> **What to produce**: The response must contain every line below in which "stars" appears.

> **Records for the task**:

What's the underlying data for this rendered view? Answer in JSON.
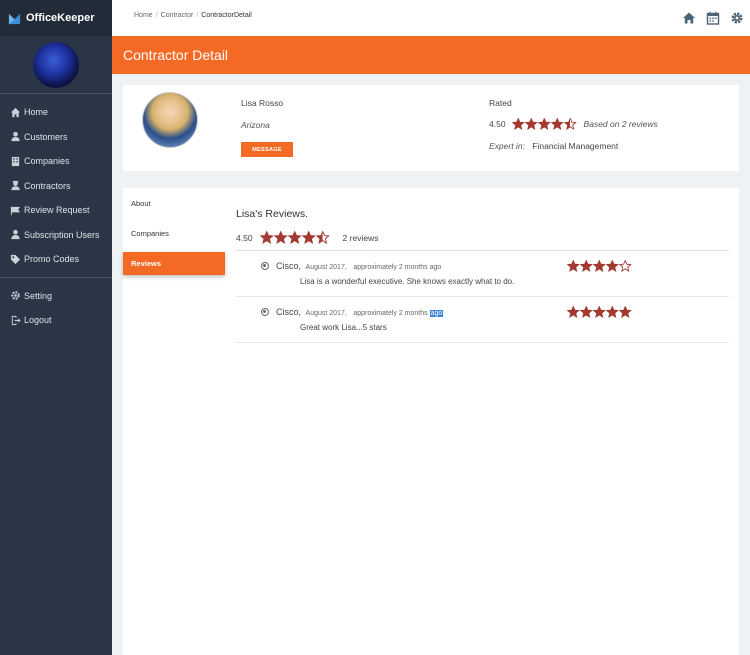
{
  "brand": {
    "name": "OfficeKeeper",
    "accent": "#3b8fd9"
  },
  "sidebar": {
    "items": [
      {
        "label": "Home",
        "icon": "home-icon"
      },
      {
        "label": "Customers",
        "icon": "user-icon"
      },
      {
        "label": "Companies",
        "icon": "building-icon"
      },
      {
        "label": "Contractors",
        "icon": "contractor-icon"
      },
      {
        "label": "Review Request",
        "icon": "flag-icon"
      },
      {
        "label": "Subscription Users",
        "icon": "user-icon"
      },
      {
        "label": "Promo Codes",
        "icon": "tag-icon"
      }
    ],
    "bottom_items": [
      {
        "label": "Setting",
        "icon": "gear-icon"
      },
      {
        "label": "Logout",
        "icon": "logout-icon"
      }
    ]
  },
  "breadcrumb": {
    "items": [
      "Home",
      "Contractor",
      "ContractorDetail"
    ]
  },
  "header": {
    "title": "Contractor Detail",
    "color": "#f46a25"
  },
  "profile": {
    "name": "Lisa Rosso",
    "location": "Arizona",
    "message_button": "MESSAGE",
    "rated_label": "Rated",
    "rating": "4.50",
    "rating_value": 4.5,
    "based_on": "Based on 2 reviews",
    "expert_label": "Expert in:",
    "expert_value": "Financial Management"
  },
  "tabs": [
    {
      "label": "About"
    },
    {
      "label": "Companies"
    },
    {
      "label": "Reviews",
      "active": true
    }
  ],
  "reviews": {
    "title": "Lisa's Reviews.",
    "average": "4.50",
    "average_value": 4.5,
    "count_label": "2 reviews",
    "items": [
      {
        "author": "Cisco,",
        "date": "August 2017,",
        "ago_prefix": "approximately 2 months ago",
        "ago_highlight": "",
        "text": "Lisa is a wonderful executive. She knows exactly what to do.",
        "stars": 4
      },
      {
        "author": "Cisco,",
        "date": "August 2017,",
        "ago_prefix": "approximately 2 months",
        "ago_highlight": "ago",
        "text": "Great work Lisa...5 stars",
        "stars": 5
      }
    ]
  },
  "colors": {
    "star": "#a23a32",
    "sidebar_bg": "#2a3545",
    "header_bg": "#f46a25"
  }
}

> **Exercise answer**:
        "stars": 4
        "text": "Great work Lisa...5 stars",
        "stars": 5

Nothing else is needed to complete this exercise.